Born in Russia, Raphael Soyer emigrated to the United States in 1912. After settling in New York City, the young Soyer pursued an art education at Cooper Union from 1914 to 1917 and at the National Academy of Design from 1918 to 1922. He was referred to as an American scene painter and is identified as a Social Realist because of his interest in men and women in contemporary settings that include streets, subways, salons and artist studios in New York City. Soyer's earliest work was consciously primitive in manner. Until the late 1920s, he typically used frontal presentations, shallow pictorial space and figures rendered in caricature. Later, he developed brushy, more gestural style that was tonal rather than coloristic.

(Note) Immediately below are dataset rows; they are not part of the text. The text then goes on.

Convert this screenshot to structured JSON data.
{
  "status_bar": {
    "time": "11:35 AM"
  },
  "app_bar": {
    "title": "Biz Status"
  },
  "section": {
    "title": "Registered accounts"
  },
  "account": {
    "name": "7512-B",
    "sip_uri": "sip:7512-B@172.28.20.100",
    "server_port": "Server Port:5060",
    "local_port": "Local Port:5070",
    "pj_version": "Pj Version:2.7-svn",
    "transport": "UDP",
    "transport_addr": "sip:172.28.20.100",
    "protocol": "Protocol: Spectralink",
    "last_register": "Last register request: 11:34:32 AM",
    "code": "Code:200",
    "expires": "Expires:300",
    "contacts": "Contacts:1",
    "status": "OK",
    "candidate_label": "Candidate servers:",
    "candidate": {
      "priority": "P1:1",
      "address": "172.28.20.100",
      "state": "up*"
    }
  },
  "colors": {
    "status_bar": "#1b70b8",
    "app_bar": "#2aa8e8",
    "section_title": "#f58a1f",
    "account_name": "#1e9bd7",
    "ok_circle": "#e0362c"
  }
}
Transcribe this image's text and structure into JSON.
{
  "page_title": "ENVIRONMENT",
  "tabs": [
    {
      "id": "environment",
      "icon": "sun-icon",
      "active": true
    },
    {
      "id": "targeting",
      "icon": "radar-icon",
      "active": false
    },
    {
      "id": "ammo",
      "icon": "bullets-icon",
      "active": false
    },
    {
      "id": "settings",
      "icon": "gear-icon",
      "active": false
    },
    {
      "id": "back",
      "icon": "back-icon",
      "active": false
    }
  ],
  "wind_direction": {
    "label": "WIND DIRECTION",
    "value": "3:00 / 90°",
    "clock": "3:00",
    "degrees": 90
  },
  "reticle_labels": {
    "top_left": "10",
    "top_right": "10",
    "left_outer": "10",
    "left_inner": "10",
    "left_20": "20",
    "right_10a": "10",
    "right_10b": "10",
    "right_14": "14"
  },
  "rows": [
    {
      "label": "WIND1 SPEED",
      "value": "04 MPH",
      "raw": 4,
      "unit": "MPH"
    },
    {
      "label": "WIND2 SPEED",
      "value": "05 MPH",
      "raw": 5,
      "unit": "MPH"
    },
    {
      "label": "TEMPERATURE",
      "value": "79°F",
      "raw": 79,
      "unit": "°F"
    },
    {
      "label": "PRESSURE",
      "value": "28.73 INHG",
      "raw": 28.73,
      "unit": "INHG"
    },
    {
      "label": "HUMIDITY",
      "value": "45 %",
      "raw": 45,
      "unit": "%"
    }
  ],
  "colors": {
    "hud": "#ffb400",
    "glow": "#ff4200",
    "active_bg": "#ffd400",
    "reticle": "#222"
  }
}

His interest in depicting his urban environment was expressed early in his career, and as the Depression continued, the artist turned to subjects directly related to the prevailing economic difficulties. In the 1930s, the new role of working women caught Soyer's imagination and led to his work depicting self absorbed women in "Office Girls, 1936." In addition to paintings, he executed a number of lithographs of Depression scenes. His works dwelt on the grim realities of poverty and industrialization. After 1940, Soyer began to concentrate on the subject of women at work or posing in his studio, and his technique became more sketch-like. In 1967, Soyer was given a retrospective at the Whitney Museum of American Art, and his paintings have beens displayed at many museums and galleries.